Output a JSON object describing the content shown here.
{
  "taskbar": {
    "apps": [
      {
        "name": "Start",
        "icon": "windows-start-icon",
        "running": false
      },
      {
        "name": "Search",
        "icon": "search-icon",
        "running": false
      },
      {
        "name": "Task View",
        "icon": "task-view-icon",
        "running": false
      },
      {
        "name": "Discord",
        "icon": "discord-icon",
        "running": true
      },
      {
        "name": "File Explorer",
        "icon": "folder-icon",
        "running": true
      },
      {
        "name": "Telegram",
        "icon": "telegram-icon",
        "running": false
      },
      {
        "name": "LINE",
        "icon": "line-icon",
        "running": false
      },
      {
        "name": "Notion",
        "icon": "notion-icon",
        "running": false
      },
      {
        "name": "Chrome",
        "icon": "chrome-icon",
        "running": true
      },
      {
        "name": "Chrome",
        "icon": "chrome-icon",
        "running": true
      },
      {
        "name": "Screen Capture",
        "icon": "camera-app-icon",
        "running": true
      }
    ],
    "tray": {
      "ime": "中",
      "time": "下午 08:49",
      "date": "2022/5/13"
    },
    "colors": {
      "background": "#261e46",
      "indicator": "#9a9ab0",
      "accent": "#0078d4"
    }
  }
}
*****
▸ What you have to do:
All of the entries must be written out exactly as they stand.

▸ Solution below:
Output a JSON object describing the content shown here.
{
  "taskbar": {
    "apps": [
      {
        "name": "Start",
        "icon": "windows-start-icon",
        "running": false
      },
      {
        "name": "Search",
        "icon": "search-icon",
        "running": false
      },
      {
        "name": "Task View",
        "icon": "task-view-icon",
        "running": false
      },
      {
        "name": "Discord",
        "icon": "discord-icon",
        "running": true
      },
      {
        "name": "File Explorer",
        "icon": "folder-icon",
        "running": true
      },
      {
        "name": "Telegram",
        "icon": "telegram-icon",
        "running": false
      },
      {
        "name": "LINE",
        "icon": "line-icon",
        "running": false
      },
      {
        "name": "Notion",
        "icon": "notion-icon",
        "running": false
      },
      {
        "name": "Chrome",
        "icon": "chrome-icon",
        "running": true
      },
      {
        "name": "Chrome",
        "icon": "chrome-icon",
        "running": true
      },
      {
        "name": "Screen Capture",
        "icon": "camera-app-icon",
        "running": true
      }
    ],
    "tray": {
      "ime": "中",
      "time": "下午 08:49",
      "date": "2022/5/13"
    },
    "colors": {
      "background": "#261e46",
      "indicator": "#9a9ab0",
      "accent": "#0078d4"
    }
  }
}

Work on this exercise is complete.